With a surge of new breweries and retailers opening, 2015 was a watershed year for craft beer in Los Angeles. There is more excitement and awareness of craft beer in the Southland than ever, and the next year should hold much more of the same. Here's a look back at the year in beer.
Nearly a dozen new breweries have launched across L.A. County. Local-focused neighborhood spots such as San Fernando Brewing Co. and Brewyard Beer opened in the San Fernando Valley. And the Downtown Arts District has continued to develop as one of L.A.'s brewing hubs with five new operations making a diverse range of styles: The airy, modern tasting room of Mumford Brewing opened in June; Boomtown is brewing beer that's available at local bars (the brewery is waiting on final governmental approvals for its tasting room); the ambitious brewpub Arts District Brewing soft-opened at the beginning of December; and just across the L.A. River, Indie Brewing Co. and Dry River Brewing have fired up their brewhouses.
The established L.A. brands have continued to grow and develop. Strand Brewing Co, one of the city's craft-beer-scene originals, moved to a new spacious facility and has plans to begin canning and widening its distribution. Renowned brewpub Beachwood Brewing's spinoff Blendery location (just around the corner from the Promenade restaurant and brewery) has started releasing a trickle of one-off bottled beers, and a new tasting room will soon open its doors for regular operating hours.
Beer-geek darling Smog City Brewing cemented itself as one of the most versatile craft breweries in town with a parade of special releases, including fan-favorite Cuttlebug, and collaborations with local nonprofits and Bay Area breweries (Kumquat Saison and the wine-grape-fueled California Love, respectively). It's embracing steady growth, has announced a new satellite tasting room in Long Beach (set to open in February) and is releasing bottles of its first barrel-aged sour beer this month.
Collaboration beers have always been an important part of craft beer culture, and L.A.'s breweries redoubled their collaborative efforts in 2015. Monkish Brewing in Torrance brewed with Michigan's sour beer pioneers Jolly Pumpkin Artisan Ales and local favorite Highland Park Brewing. El Segundo Brewing Co. created an unexpected blend with Oregon's Cascade Brewing and tapped former professional wrestler "Stone Cold" Steve Austin for a new IPA that highlights the brewery's skill with hops and with branding. Inglewood's Three Weavers Brewing collaborated with Arts District Brewing (on a pair of rye-tinged IPAs, Return of Sassy and Even Sassier), Anaheim's Noble Ale Works (on the citrus-infused The Messenger IPA) and even local record label Prosthetic Records (on the imperial red ale Blood Junkie).

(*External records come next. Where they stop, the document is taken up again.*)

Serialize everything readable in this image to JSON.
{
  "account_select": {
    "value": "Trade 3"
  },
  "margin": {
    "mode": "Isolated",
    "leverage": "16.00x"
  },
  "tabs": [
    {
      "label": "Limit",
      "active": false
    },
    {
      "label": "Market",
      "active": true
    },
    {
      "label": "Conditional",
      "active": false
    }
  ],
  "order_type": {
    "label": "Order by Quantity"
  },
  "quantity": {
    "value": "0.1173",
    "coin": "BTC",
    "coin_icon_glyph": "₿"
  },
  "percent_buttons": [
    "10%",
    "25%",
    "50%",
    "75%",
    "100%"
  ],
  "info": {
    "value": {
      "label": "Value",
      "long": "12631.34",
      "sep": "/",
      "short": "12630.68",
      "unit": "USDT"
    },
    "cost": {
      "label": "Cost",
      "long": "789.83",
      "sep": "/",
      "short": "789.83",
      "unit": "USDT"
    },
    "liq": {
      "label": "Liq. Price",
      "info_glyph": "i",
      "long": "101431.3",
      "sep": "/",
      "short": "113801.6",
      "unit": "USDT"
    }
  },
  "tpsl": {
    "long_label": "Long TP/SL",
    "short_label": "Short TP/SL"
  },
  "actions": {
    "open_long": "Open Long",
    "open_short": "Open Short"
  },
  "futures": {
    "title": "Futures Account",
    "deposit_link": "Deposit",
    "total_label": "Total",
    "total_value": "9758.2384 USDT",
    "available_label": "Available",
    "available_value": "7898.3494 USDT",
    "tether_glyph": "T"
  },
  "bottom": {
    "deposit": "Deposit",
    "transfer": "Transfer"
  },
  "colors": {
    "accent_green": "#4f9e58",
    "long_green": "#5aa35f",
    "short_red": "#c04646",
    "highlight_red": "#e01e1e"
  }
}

All this activity and growth in the L.A. did not go unnoticed by the beer industry at large. In June, craft beer giants Lagunitas announced plans to build a sprawling destination brewery in Azusa, complete with a tasting room and events space. A few weeks later, the brewery announced that it would sell half of the company to Heineken, and that was just the beginning of a series of mergers and acquisitions that shook the beer world.
Besides Lagunitas selling a stake and Miller buying San Diego’s Saint Archer Brewing,
It's been a wild year, and the industry shows no sign of slowing in Los Angeles. Expect more new breweries to open in L.A. County in 2016, especially in the municipalities surrounding the city center. Expect more regional brands to target Los Angeles for expansion; after the Golden Road announcement, San Diego favorite Modern Times Brewing teased an L.A. tasting room, and Karl Strauss is reportedly opening a brewpub in the downtown Financial District.
All through the expansions, the new brewery openings, the buyouts and the sellouts, the beer in Los Angeles is getting better. The new guys are making solid classic styles and creative takes on the classics. Driven by new competition, the veteran brewers are fine-tuning their brews and pushing to make new fans. The year coming to a close was a coming of age for craft beer in Los Angeles. Sure, there were growing pains and stumbles, but the scene is thriving, and 2016 looks like the most promising year for craft beer fans in L.A. yet.